# [To do]
Set down the data below in full and exactly, minus the pictures.

# [Website and app data records]
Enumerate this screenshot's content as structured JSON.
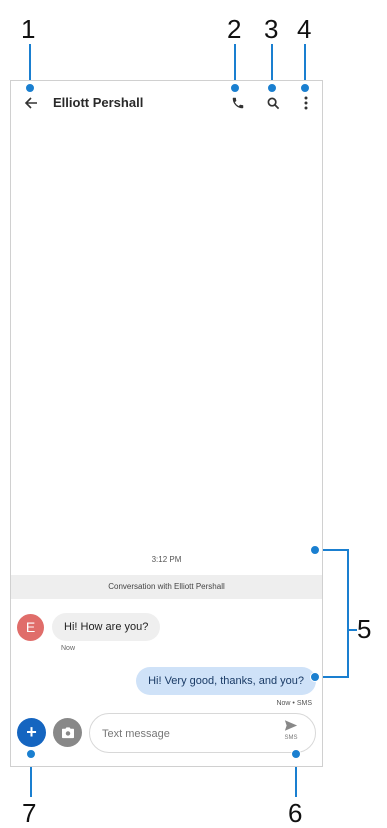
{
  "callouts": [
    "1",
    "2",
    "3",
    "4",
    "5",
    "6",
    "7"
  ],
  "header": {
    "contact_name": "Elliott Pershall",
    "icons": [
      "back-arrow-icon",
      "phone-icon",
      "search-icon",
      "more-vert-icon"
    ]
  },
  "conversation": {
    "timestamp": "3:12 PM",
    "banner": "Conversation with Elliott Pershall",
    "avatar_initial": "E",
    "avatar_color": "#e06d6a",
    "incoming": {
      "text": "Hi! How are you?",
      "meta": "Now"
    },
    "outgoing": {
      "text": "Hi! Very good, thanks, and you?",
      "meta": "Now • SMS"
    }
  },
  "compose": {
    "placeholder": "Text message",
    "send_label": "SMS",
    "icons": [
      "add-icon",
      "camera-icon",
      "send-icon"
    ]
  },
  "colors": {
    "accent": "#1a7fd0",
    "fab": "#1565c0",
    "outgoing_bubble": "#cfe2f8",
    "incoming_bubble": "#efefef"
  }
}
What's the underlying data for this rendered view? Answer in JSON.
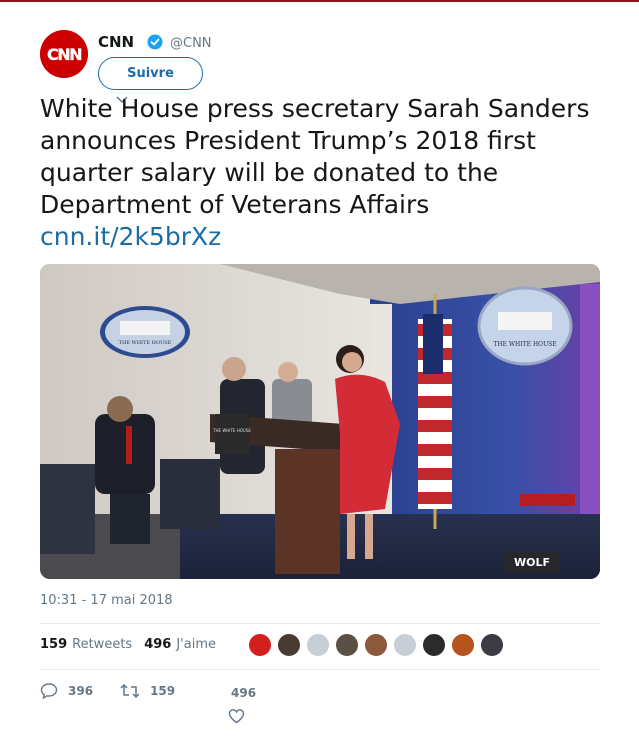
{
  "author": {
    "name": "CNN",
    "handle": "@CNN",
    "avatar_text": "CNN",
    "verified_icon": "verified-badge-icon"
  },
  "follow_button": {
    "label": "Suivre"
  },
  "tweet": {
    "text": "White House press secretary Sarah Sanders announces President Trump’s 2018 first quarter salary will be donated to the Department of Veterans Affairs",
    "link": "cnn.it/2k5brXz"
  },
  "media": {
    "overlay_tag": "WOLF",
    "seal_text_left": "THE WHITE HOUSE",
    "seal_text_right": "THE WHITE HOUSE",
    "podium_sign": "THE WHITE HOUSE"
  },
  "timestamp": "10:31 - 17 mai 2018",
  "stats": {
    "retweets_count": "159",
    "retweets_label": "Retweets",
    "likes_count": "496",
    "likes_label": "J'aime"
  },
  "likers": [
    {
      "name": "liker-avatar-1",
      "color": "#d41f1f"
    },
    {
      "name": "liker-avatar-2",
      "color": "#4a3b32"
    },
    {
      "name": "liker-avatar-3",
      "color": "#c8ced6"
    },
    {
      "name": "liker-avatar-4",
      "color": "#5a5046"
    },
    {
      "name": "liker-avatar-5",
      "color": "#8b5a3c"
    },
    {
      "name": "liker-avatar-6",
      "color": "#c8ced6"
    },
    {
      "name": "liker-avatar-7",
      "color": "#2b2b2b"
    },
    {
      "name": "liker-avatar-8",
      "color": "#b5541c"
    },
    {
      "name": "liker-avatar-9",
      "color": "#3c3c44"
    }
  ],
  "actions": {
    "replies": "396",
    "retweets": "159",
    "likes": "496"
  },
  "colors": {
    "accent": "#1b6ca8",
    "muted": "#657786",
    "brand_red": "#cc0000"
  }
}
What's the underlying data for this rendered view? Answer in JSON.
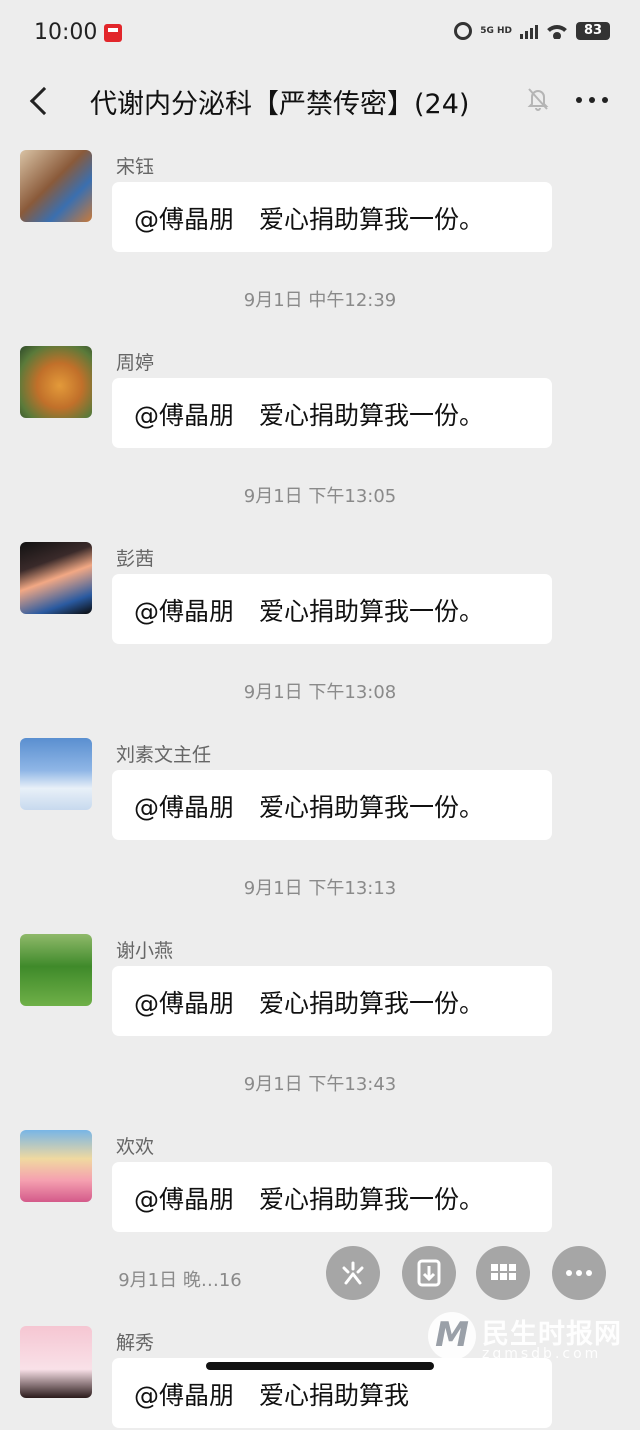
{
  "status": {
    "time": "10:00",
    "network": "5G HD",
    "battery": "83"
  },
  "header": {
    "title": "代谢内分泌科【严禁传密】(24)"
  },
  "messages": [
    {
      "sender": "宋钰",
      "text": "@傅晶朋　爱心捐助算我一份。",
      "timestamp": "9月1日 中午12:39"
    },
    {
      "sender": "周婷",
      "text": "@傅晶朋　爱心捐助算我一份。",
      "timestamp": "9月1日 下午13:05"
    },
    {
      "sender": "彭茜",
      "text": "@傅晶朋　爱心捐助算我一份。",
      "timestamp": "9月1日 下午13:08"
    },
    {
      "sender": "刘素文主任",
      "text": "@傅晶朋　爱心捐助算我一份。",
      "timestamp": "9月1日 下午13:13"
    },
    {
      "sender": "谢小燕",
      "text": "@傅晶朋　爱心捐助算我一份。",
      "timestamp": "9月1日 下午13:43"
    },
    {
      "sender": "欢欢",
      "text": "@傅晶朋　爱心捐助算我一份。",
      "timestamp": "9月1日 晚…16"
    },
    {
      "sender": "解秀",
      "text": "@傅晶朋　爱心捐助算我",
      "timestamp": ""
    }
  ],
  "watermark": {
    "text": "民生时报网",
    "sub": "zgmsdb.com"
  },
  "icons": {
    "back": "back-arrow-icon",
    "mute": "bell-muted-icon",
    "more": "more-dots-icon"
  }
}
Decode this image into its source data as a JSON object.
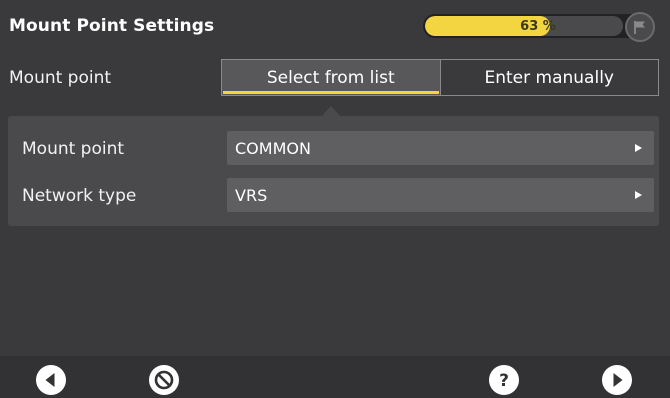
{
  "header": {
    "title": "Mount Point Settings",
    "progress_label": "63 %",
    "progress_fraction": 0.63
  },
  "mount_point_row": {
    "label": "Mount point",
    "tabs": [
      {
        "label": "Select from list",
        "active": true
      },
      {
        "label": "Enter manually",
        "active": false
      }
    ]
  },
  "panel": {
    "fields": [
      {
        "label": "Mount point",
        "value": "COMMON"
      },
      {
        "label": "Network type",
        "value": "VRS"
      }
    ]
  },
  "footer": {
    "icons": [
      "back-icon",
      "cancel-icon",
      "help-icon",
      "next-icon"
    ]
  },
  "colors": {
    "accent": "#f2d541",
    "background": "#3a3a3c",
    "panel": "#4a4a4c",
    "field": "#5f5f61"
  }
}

# [Answer to this problem]
Enumerate this screenshot's content as structured JSON.
{
  "callouts": [
    "1",
    "2",
    "3",
    "4",
    "5",
    "6",
    "7"
  ],
  "header": {
    "contact_name": "Elliott Pershall",
    "icons": [
      "back-arrow-icon",
      "phone-icon",
      "search-icon",
      "more-vert-icon"
    ]
  },
  "conversation": {
    "timestamp": "3:12 PM",
    "banner": "Conversation with Elliott Pershall",
    "avatar_initial": "E",
    "avatar_color": "#e06d6a",
    "incoming": {
      "text": "Hi! How are you?",
      "meta": "Now"
    },
    "outgoing": {
      "text": "Hi! Very good, thanks, and you?",
      "meta": "Now • SMS"
    }
  },
  "compose": {
    "placeholder": "Text message",
    "send_label": "SMS",
    "icons": [
      "add-icon",
      "camera-icon",
      "send-icon"
    ]
  },
  "colors": {
    "accent": "#1a7fd0",
    "fab": "#1565c0",
    "outgoing_bubble": "#cfe2f8",
    "incoming_bubble": "#efefef"
  }
}
What's the underlying data for this rendered view? Answer in JSON.
{
  "author": {
    "name": "CNN",
    "handle": "@CNN",
    "avatar_text": "CNN",
    "verified_icon": "verified-badge-icon"
  },
  "follow_button": {
    "label": "Suivre"
  },
  "tweet": {
    "text": "White House press secretary Sarah Sanders announces President Trump’s 2018 first quarter salary will be donated to the Department of Veterans Affairs",
    "link": "cnn.it/2k5brXz"
  },
  "media": {
    "overlay_tag": "WOLF",
    "seal_text_left": "THE WHITE HOUSE",
    "seal_text_right": "THE WHITE HOUSE",
    "podium_sign": "THE WHITE HOUSE"
  },
  "timestamp": "10:31 - 17 mai 2018",
  "stats": {
    "retweets_count": "159",
    "retweets_label": "Retweets",
    "likes_count": "496",
    "likes_label": "J'aime"
  },
  "likers": [
    {
      "name": "liker-avatar-1",
      "color": "#d41f1f"
    },
    {
      "name": "liker-avatar-2",
      "color": "#4a3b32"
    },
    {
      "name": "liker-avatar-3",
      "color": "#c8ced6"
    },
    {
      "name": "liker-avatar-4",
      "color": "#5a5046"
    },
    {
      "name": "liker-avatar-5",
      "color": "#8b5a3c"
    },
    {
      "name": "liker-avatar-6",
      "color": "#c8ced6"
    },
    {
      "name": "liker-avatar-7",
      "color": "#2b2b2b"
    },
    {
      "name": "liker-avatar-8",
      "color": "#b5541c"
    },
    {
      "name": "liker-avatar-9",
      "color": "#3c3c44"
    }
  ],
  "actions": {
    "replies": "396",
    "retweets": "159",
    "likes": "496"
  },
  "colors": {
    "accent": "#1b6ca8",
    "muted": "#657786",
    "brand_red": "#cc0000"
  }
}
What's the underlying data for this rendered view? Answer in JSON.
{
  "status": {
    "time": "10:00",
    "network": "5G HD",
    "battery": "83"
  },
  "header": {
    "title": "代谢内分泌科【严禁传密】(24)"
  },
  "messages": [
    {
      "sender": "宋钰",
      "text": "@傅晶朋　爱心捐助算我一份。",
      "timestamp": "9月1日 中午12:39"
    },
    {
      "sender": "周婷",
      "text": "@傅晶朋　爱心捐助算我一份。",
      "timestamp": "9月1日 下午13:05"
    },
    {
      "sender": "彭茜",
      "text": "@傅晶朋　爱心捐助算我一份。",
      "timestamp": "9月1日 下午13:08"
    },
    {
      "sender": "刘素文主任",
      "text": "@傅晶朋　爱心捐助算我一份。",
      "timestamp": "9月1日 下午13:13"
    },
    {
      "sender": "谢小燕",
      "text": "@傅晶朋　爱心捐助算我一份。",
      "timestamp": "9月1日 下午13:43"
    },
    {
      "sender": "欢欢",
      "text": "@傅晶朋　爱心捐助算我一份。",
      "timestamp": "9月1日 晚…16"
    },
    {
      "sender": "解秀",
      "text": "@傅晶朋　爱心捐助算我",
      "timestamp": ""
    }
  ],
  "watermark": {
    "text": "民生时报网",
    "sub": "zgmsdb.com"
  },
  "icons": {
    "back": "back-arrow-icon",
    "mute": "bell-muted-icon",
    "more": "more-dots-icon"
  }
}
Decode this image into its source data as a JSON object.
{
  "header": {
    "title": "Mount Point Settings",
    "progress_label": "63 %",
    "progress_fraction": 0.63
  },
  "mount_point_row": {
    "label": "Mount point",
    "tabs": [
      {
        "label": "Select from list",
        "active": true
      },
      {
        "label": "Enter manually",
        "active": false
      }
    ]
  },
  "panel": {
    "fields": [
      {
        "label": "Mount point",
        "value": "COMMON"
      },
      {
        "label": "Network type",
        "value": "VRS"
      }
    ]
  },
  "footer": {
    "icons": [
      "back-icon",
      "cancel-icon",
      "help-icon",
      "next-icon"
    ]
  },
  "colors": {
    "accent": "#f2d541",
    "background": "#3a3a3c",
    "panel": "#4a4a4c",
    "field": "#5f5f61"
  }
}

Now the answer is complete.